Re: Realistic time requirements
« Reply #9 on: January 15, 2013, 12:51:13 pm »
Thank you, Staehpj1, Yes it is definately better to have no end date. Unfortunately I have only four weeks vacation a year. I had thought of taking the northern tier route and ending in Minot or some place further west of that. I like taking the roads I haven't already biked on and some of the NT area I did back in 83 and on candisc trips. I will have to research what the options are for bus travel getting back if I find myself not wanting to or unable to keep up a grueling pace. With luck the west winds will be calling and I can do some days like my last candisc return, 340 miles in three days. :)
May the wind at your back always smell like home.
                  MORG
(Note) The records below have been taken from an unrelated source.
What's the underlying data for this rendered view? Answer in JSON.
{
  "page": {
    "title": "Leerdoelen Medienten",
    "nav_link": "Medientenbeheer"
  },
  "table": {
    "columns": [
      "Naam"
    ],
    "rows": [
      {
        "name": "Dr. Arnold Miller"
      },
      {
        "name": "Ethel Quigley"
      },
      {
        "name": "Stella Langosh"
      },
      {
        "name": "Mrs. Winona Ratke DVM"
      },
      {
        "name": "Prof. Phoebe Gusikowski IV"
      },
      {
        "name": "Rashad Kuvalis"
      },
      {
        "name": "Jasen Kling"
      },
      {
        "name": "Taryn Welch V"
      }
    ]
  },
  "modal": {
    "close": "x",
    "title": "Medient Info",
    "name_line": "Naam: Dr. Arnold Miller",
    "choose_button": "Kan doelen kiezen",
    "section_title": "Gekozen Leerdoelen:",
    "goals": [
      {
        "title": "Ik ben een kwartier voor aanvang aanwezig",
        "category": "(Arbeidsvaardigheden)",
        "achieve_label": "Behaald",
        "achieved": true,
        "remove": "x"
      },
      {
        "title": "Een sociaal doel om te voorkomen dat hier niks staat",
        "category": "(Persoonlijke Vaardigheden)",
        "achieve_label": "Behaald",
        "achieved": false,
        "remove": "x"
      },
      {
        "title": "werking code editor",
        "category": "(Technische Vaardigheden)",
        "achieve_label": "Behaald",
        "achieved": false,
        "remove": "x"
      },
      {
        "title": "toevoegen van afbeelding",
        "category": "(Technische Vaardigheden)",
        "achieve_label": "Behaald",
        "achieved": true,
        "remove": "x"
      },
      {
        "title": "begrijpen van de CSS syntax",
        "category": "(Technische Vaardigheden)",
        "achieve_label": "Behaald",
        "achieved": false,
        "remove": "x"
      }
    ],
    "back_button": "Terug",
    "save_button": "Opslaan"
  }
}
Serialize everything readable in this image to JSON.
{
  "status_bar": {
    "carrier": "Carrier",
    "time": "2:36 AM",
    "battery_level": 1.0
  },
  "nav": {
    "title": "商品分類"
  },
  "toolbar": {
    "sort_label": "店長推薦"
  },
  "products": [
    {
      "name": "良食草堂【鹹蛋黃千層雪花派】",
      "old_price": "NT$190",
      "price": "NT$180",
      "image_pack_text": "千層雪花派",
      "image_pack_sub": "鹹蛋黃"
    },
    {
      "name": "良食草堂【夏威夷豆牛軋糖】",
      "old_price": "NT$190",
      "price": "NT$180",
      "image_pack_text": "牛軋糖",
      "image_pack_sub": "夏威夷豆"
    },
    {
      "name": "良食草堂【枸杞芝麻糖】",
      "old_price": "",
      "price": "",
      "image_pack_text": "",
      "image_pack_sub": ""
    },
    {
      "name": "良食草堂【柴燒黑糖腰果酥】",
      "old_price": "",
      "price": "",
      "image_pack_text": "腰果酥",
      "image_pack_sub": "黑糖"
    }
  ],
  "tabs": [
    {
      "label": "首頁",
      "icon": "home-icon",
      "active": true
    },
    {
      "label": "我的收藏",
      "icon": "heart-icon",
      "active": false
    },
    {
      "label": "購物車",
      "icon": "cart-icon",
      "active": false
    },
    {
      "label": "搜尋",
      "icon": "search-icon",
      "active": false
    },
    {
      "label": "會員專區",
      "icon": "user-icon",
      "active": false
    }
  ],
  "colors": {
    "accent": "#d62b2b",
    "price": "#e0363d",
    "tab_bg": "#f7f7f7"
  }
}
Offline John Nelson

Re: Realistic time requirements
« Reply #10 on: January 15, 2013, 04:35:32 pm »
I had thought of taking the northern tier route and ending in Minot or some place further west of that.
The NT no longer goes through Minot, and for darn good reasons.

Offline freightbike

Re: Realistic time requirements
« Reply #11 on: January 15, 2013, 08:16:40 pm »
I had thought of taking the northern tier route and ending in Minot or some place further west of that.
The NT no longer goes through Minot, and for darn good reasons.
Amtrak still does. Oh and now I remember, "May all you endless ups and downs be between the sheets! LOL
May the wind at your back always smell like home.
                  MORG

Offline freightbike

Re: Realistic time requirements
« Reply #12 on: January 19, 2013, 01:27:41 am »
I think I may set up Miles City as a go, no-go point where if I make it to there by a certain date, I'll continue on to MPLS and if I don't or don't want to I'll end there and bus it home. I really want to tour that part of the west away from the interstates and major towns. I think I'll take Hwy 12 like Jamawani suggested because I like the road less traveled and figuring things out without set expectations and locals not being used to seeing bikes all the time.
May the wind at your back always smell like home.
                  MORG

Offline Westinghouse

Re: Realistic time requirements
« Reply #13 on: January 25, 2013, 06:44:23 pm »
Perhaps it is not a problem going 1800 miles in 30 days. I went from south Florida to Bangor, Maine in 22 days total and 20 days on the road. That was more than 1800 miles. If you run into a period of nasty weather or strong adverse winds, it could reduce your mileage significantly.

Offline freightbike

Re: Realistic time requirements
« Reply #14 on: June 25, 2013, 10:43:39 pm »
As an epilogue to this post I flew into Seattle on the 15th of june and rode out to the pacific coast between Grayland and Cape Disapointment then to Astoria and Portland. At Portland, I came to the realization that my level of fitness and hill climbing ability was not sufficient to continue in the time allotted. I was improving a bit day to day but as the saying goes, "I saw the elephant", and took the train home from Portland on the 23rd of june. Now I know what I must do to be successful as I've not been this time. If I want to do this I must lose much more weight and be much stronger. I cannot rely on trying to achieve that strength while on the hilly side of the ride. Next year to Portland then off to the passes and the plains.
May the wind at your back always smell like home.
                  MORG